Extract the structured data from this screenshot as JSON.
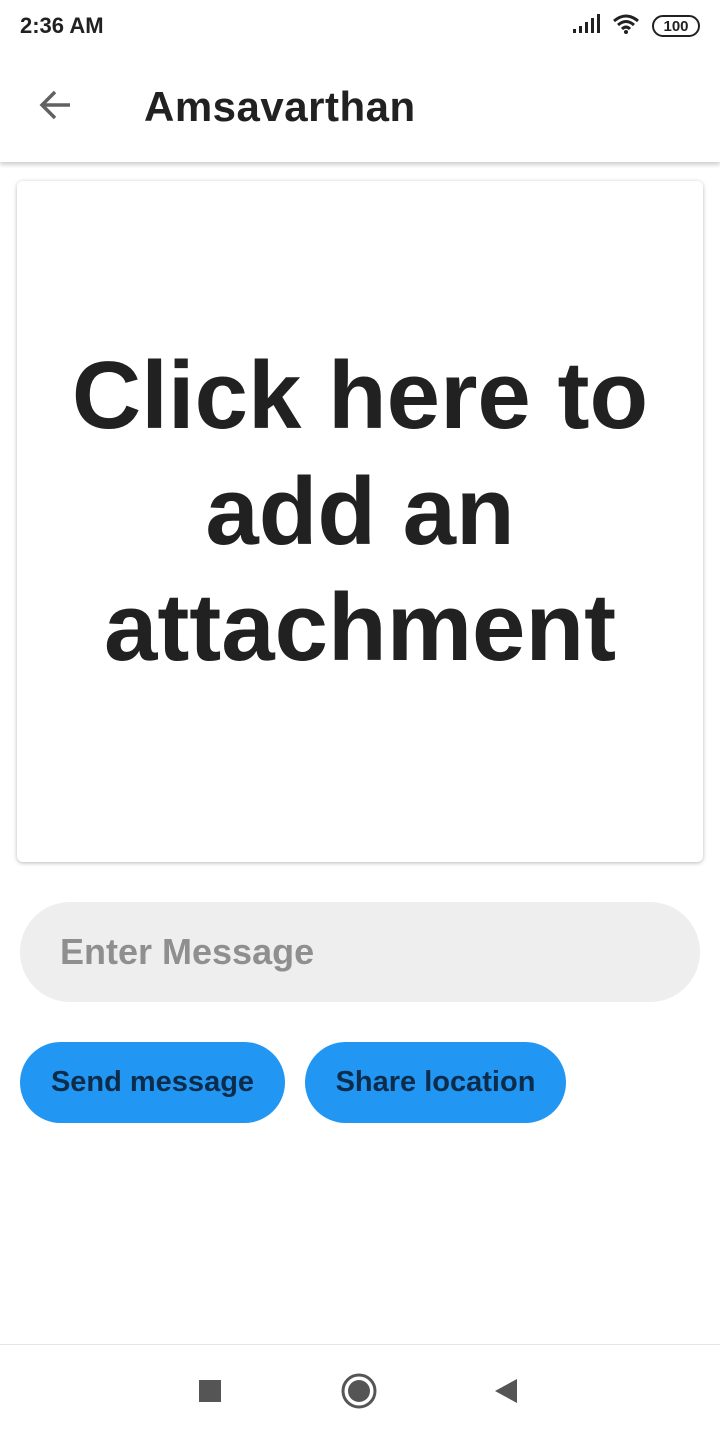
{
  "status_bar": {
    "time": "2:36 AM",
    "battery": "100",
    "icons": [
      "signal-icon",
      "wifi-icon",
      "battery-icon"
    ]
  },
  "app_bar": {
    "back_icon": "arrow-left-icon",
    "title": "Amsavarthan"
  },
  "attachment": {
    "prompt": "Click here to add an attachment"
  },
  "message": {
    "placeholder": "Enter Message",
    "value": ""
  },
  "actions": {
    "send_label": "Send message",
    "share_label": "Share location"
  },
  "nav_bar": {
    "icons": [
      "recents-square-icon",
      "home-circle-icon",
      "back-triangle-icon"
    ]
  },
  "colors": {
    "accent": "#2196f3",
    "button_text": "#0d2c4a",
    "input_background": "#eeeeee",
    "text_primary": "#212121"
  }
}
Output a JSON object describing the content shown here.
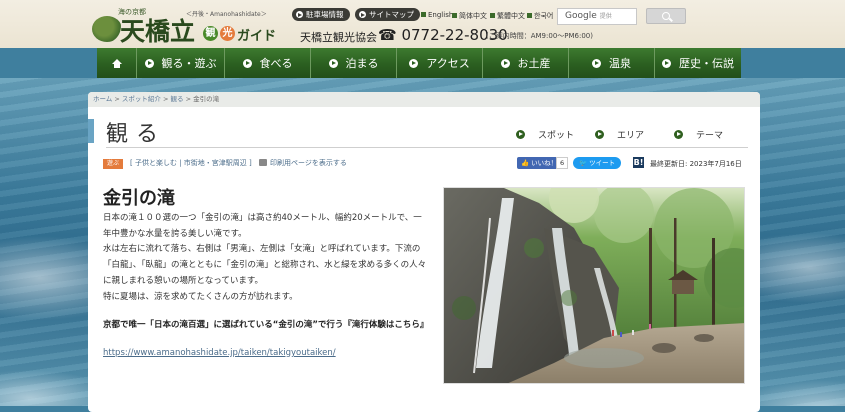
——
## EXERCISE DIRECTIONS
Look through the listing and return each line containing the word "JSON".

## SOLUTION FOR THIS PROBLEM
Extract the structured data from this screenshot as JSON.
Output a JSON object describing the content shown here.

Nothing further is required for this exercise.